• Whether according to the provisions of Section 122 (3) of the Constitution of T&T nominees for appointment to the Police Service Commission must be qualified and experienced in the disciplines of law, sociology, management or finance and the meaning, in that context, of the phrase "qualified and experienced".
• Whether the President has any power and or authority to nominate for appointment to the PSC and to appoint to the said Commission persons who are not qualified and experienced in the disciplines of law, sociology, management of finance

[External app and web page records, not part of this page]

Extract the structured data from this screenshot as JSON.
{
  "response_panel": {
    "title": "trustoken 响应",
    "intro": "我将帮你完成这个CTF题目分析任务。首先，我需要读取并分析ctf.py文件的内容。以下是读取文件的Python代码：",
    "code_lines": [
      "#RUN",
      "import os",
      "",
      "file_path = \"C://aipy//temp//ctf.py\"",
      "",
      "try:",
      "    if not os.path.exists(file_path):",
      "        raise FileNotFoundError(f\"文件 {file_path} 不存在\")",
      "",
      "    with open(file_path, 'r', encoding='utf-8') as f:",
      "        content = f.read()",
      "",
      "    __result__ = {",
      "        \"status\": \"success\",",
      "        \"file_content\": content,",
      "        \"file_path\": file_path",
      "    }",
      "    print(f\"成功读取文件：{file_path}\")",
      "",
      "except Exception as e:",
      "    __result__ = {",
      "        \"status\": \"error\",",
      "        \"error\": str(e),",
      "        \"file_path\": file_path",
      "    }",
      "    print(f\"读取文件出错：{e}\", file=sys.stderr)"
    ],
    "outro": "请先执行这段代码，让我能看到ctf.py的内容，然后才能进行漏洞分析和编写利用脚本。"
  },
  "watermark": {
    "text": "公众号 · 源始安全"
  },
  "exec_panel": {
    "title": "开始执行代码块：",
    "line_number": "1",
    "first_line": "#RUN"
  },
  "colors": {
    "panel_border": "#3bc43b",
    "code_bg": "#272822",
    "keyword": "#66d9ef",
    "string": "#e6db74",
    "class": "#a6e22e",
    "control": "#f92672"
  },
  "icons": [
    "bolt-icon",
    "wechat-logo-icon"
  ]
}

• Whether according to the provisions of Section 122 (3) of the Constitution Roamar Achat-Saney, is and was on September 6, 2013, a person qualified and experienced in the disciplines of law and sociology and so be eligible for appointment to the PSC.
 • Whether according to the provisions of Section 122 (3) of the Constitution Dr James Armstrong, is and was on September 6, 2013, a person qualified and experienced in the disciplines of management and finance and so be eligible for appointment to the PSC

 

The court is also being asked to say "whether according to the true construction of Section 122 (3) of the Constitution the Police Service Commission is not properly constituted according to the law." Dumas' wants the court to declare that "under the true construction of Section 122 (3) of the Constitution"  Achat-Saney and Armstrong were "not qualified and experienced " in the respective disciplines of law and sociology and management and finance for nomination and appointment by the President to the PSC on September 6, 2013. It is also seeking a declaration from the court that "The Police Service Commission as currently constituted is unconstitutional and contrary to Section 122 (3) of the Constitution by reason of the appointment by the President of Roamer Achat-Saney and Dr James Armstrong for a three years with effect from November 29, 2014.